As you are a room leader it is important that your team still sees you as some one who is helpful and is part of the team. Just because you are a room leader doesn’t mean you cant clean up after snacks and meals or change nappies. These are all part of the job and early years practitioners will become upset if they feel you aren’t being proactive and are abusing your position.
Give everyone a say
To keep the early years team happy and to ensure every child is getting the most from each practitioner, let all practitioners have a say. Whether it about planning, what to put on the new display board, what to put in the sand tray or changes to the routine. A few brains are always better then one and you might have some really useful suggestions given to you. Although the ultimate decision is yours discussing ideas first gives everyone the feeling of involvement and shows you value their thoughts. Keeping a happy team is important to the environment that the children are in and the atmosphere you create for the parents. Having a my way or the highway attitude never leads to a great team.

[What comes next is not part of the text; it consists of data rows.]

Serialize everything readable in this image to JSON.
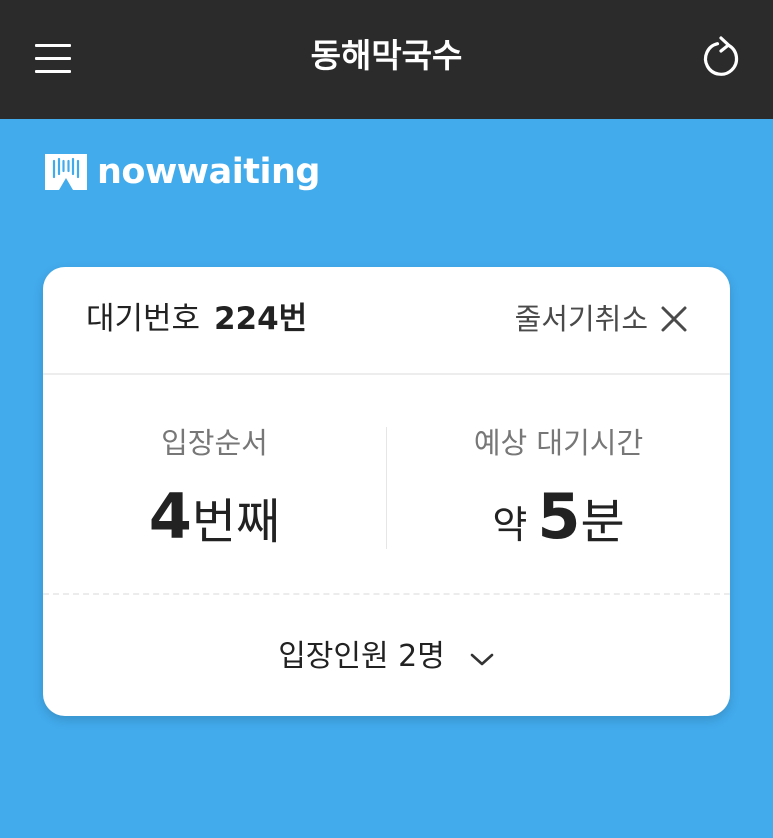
{
  "header": {
    "title": "동해막국수",
    "menu_icon": "hamburger-menu-icon",
    "refresh_icon": "refresh-icon"
  },
  "brand": {
    "logo_text": "nowwaiting",
    "logo_icon": "nowwaiting-logo-icon"
  },
  "card": {
    "ticket_label": "대기번호",
    "ticket_number": "224번",
    "cancel_label": "줄서기취소",
    "cancel_icon": "close-icon",
    "order": {
      "label": "입장순서",
      "value": "4",
      "unit": "번째"
    },
    "wait_time": {
      "label": "예상 대기시간",
      "prefix": "약",
      "value": "5",
      "unit": "분"
    },
    "party": {
      "label": "입장인원 2명",
      "icon": "chevron-down-icon"
    }
  },
  "colors": {
    "background": "#42abec",
    "topbar": "#2b2b2b",
    "card": "#ffffff",
    "text_primary": "#222222",
    "text_secondary": "#777777"
  }
}
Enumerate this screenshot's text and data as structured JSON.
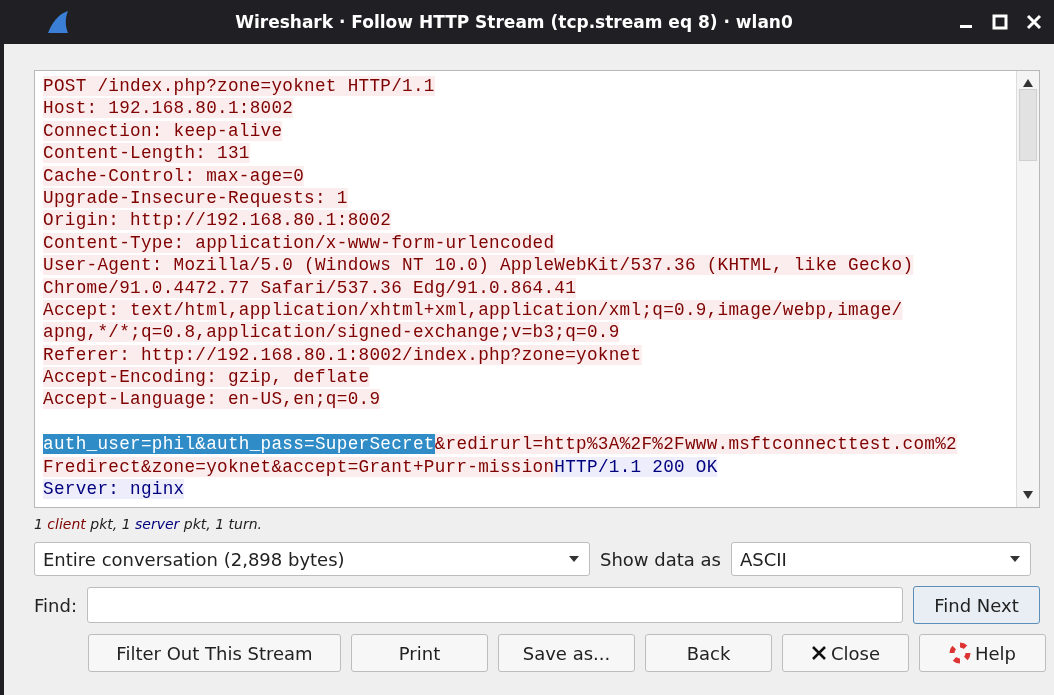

Sometimes when you are around your team and working closely with them every day it can make it difficult to deal with issues that arise. As a room leader it is important you are taken seriously and feel you can speak to your team when things don’t always go the right way. Be assertive if your discussions are around concerns and ensure your team know that while you are at work you are in charge and will sometimes need to address problems. Face problems head on and get to the bottom of them quickly. A problem will only continue to spiral and create a strain meaning best practice is not being deomstrated. Use practitioner observations and supervisions to help you address these problems and speak to management where necessary.
Trust is a very important factor and you will need to rely on your team. Trust that they will do the right things when you are not there and that they can do their jobs. You also need to show your team that they can trust you and you will be an active member of the team and do all you can do to create the best possible working environment and learning environment for the children. If you are experiencing some problems within your early years team you may suggest to management that you complete some team building activities together. This can be a great way to break down any barriers and to build trust and a shared level of expectation. Have a look at our team building pinterest board here for some great team building activities.